Try it: Which lines in the data contain the word "JSON"? Please copy each of them.

Website and app data records:
++++

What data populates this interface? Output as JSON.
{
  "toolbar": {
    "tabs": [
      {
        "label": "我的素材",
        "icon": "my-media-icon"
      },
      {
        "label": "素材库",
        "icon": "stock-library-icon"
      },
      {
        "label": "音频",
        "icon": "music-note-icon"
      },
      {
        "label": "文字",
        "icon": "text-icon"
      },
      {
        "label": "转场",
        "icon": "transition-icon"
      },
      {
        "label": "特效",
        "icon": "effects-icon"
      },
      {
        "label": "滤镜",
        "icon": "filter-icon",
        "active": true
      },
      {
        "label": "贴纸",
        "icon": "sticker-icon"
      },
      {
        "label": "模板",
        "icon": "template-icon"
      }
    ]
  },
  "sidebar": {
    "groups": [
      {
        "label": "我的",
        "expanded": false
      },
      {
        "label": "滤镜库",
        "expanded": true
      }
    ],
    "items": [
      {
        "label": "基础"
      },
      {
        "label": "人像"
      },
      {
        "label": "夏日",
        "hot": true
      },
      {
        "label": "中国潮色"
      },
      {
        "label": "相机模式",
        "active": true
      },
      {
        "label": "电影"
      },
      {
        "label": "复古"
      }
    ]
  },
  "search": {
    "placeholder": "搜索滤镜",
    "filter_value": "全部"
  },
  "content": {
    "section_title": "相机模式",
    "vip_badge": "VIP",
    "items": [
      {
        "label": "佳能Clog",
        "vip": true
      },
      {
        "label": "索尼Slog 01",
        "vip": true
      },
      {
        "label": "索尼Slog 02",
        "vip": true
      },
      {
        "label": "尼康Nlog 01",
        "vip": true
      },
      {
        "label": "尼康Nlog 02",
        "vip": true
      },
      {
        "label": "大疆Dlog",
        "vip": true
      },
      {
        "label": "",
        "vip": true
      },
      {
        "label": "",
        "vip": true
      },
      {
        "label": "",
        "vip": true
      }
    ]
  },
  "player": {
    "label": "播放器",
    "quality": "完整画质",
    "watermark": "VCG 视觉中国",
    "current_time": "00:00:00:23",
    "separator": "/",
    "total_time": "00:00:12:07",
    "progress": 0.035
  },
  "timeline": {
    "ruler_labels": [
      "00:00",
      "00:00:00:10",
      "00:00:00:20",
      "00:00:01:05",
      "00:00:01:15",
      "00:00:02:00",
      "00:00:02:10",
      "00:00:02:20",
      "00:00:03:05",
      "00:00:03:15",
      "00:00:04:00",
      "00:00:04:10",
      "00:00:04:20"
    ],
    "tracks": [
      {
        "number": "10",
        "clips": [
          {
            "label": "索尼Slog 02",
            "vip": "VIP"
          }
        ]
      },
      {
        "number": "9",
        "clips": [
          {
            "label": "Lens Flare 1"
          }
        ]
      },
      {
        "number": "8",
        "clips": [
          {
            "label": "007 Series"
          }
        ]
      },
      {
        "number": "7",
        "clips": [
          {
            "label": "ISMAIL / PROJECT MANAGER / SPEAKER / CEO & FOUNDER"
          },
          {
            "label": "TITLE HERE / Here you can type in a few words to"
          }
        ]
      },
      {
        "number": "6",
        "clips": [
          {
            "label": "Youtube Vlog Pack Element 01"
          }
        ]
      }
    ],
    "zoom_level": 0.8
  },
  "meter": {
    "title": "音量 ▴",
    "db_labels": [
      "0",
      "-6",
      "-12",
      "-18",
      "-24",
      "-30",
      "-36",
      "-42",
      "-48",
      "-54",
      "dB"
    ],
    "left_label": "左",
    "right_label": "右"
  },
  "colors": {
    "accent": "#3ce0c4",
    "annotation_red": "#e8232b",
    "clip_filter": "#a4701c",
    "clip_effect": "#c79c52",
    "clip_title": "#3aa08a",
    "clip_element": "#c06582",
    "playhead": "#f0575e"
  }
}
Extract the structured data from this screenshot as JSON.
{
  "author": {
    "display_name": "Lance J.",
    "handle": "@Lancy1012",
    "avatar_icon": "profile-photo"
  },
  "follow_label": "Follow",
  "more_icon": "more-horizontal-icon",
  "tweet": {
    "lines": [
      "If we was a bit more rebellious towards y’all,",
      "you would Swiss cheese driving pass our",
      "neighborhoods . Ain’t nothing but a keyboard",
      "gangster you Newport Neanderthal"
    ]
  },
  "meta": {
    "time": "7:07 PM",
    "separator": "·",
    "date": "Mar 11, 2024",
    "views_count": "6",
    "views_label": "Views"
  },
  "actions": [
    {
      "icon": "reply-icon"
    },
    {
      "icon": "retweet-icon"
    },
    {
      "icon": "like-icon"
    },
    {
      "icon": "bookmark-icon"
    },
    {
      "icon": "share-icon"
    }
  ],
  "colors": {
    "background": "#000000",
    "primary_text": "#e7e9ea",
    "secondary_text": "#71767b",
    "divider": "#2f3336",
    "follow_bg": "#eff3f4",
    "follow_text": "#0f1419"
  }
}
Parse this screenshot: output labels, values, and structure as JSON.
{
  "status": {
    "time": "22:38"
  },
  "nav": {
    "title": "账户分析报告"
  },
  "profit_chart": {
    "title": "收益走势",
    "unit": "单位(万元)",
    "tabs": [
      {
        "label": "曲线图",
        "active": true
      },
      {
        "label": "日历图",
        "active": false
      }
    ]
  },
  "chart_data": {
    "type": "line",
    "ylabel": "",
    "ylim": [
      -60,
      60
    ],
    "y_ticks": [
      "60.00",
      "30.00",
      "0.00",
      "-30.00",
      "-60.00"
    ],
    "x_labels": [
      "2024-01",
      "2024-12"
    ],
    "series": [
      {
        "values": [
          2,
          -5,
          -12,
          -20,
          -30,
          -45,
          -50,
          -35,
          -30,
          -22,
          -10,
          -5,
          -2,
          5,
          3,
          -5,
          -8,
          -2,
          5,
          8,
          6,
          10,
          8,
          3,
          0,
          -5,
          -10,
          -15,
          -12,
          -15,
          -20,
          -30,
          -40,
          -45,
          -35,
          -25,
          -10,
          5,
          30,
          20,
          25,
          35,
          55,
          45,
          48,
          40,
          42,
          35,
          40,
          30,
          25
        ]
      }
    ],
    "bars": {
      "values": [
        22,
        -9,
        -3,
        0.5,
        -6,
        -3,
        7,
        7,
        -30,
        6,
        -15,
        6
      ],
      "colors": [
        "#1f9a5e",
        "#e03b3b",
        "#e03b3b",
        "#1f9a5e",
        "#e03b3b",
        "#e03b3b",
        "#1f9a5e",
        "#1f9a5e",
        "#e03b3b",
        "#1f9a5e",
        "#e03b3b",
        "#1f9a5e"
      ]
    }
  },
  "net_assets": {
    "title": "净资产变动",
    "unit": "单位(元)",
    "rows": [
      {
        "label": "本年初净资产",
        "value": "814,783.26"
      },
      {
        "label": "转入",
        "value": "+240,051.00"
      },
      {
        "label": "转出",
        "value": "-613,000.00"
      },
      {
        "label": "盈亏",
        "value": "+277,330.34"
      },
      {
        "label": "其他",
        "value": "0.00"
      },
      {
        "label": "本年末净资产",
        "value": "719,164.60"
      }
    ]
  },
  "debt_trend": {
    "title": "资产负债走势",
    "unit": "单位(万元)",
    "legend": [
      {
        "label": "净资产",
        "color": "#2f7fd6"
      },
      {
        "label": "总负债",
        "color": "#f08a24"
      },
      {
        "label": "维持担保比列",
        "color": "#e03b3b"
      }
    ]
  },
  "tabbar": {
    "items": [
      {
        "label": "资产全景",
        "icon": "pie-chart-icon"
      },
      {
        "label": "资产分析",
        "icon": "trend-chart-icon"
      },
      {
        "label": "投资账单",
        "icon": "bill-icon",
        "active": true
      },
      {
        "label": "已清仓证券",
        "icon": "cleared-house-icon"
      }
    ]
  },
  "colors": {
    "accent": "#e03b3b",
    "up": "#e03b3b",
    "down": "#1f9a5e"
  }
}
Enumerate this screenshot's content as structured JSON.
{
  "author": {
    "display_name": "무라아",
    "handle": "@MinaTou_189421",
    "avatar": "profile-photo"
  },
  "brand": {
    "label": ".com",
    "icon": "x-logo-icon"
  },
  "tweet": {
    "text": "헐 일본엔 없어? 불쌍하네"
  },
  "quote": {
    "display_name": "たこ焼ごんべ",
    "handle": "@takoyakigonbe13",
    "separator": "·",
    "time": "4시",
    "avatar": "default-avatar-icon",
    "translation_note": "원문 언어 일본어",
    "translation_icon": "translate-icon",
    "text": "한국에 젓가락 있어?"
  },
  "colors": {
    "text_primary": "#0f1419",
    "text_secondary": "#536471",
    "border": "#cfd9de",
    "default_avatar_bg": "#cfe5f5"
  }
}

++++

Written reply:
What data populates this interface? Output as JSON.
Extract the structured data from this screenshot as JSON.
Parse this screenshot: output labels, values, and structure as JSON.
Enumerate this screenshot's content as structured JSON.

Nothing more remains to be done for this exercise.